"When an ingredient fails our identity testing, I hope it is returned to the supplier and destroyed," Sudberg says. "Unfortunately, we have seen the same lot come back to us for a second round of identity testing, only to fail again." Sudberg adds that contract laboratories can't prevent a scenario in which a manufacturer shops around for a less-experienced or less-capable lab that ultimately accepts the sample. "To be honest, once we reject a sample and all of our due diligence is complete, we rarely have to deal with it in the future," he says.

Conflict Resolution

While manufacturers and contract laboratories usually agree on the need for identity testing, they don't always see eye to eye on the results. Despite all of the hard work that goes into sample preparation and testing, disagreements aren't that uncommon, according to Sudberg. Fortunately, many of these conflicts can be resolved by carefully examining each step in the process.

"When a material does fail our analysis, we always go back and double-check our work and the data it produced and retest where appropriate to confirm our findings," Sudberg says. "Lack of clear communication between manufacturers and their customers can also lead to this outcome."

Sudberg says that these disputes often revolve around the issue of traceability. "Somewhere throughout the chain of custody, someone dropped the ball," he explains. "We always give the benefit of the doubt to all parties and work with all parties to help determine where the chain was broken."

When Alkemists works with crude botanicals, it tries to verify that it received the correct plant species and parts, using multiple accessions of voucher or authentic specimens whenever possible, Sudberg says. He adds that in the case of extracts, Alkemists asks the original supplier to provide a sample of the crude raw material source of the extract, so that it can perform microscopic and chromatographic retesting.

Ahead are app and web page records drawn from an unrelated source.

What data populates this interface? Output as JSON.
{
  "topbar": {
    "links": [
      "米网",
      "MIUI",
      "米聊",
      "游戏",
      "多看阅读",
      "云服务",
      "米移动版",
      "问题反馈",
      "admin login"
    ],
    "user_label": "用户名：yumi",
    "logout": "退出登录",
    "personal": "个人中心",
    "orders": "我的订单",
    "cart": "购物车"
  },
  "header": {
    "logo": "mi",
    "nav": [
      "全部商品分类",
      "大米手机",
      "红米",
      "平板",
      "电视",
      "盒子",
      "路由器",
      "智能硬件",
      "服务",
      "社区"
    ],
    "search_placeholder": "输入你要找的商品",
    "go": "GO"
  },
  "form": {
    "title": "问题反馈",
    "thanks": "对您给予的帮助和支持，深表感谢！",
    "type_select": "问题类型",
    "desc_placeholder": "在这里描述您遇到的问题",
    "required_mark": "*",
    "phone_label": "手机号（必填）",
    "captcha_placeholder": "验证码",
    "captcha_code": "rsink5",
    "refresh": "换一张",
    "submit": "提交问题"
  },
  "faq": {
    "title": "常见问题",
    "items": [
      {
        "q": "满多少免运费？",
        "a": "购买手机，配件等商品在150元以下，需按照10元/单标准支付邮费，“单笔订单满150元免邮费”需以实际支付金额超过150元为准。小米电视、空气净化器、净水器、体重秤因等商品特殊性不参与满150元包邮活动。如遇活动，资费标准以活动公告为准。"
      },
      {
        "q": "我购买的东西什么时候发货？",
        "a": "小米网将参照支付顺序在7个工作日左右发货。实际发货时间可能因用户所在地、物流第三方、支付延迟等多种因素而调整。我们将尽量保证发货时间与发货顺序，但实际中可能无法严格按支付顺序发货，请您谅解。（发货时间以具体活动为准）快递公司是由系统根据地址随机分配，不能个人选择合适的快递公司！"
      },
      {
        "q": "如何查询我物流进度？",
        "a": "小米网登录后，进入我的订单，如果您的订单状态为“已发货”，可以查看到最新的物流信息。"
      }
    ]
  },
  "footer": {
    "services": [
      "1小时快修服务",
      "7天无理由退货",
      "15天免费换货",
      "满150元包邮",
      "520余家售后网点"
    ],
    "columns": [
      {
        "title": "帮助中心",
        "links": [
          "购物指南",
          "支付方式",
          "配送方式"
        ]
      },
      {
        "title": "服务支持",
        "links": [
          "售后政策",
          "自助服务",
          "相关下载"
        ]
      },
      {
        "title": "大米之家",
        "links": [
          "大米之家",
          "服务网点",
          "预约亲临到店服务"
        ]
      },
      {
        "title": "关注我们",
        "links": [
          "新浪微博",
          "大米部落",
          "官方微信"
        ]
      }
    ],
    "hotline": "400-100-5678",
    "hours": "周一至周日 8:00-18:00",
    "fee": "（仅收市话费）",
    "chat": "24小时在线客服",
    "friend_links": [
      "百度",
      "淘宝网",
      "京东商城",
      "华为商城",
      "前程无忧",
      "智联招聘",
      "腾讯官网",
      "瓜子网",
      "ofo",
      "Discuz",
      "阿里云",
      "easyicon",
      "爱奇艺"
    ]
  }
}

"This information will frequently tell us whether there was a potential problem with the original manufacturing process or with the way we prepared our reference samples," Sudberg says. "By the time all the investigative work has been completed, we usually find the source of the inconsistency and everyone is relieved."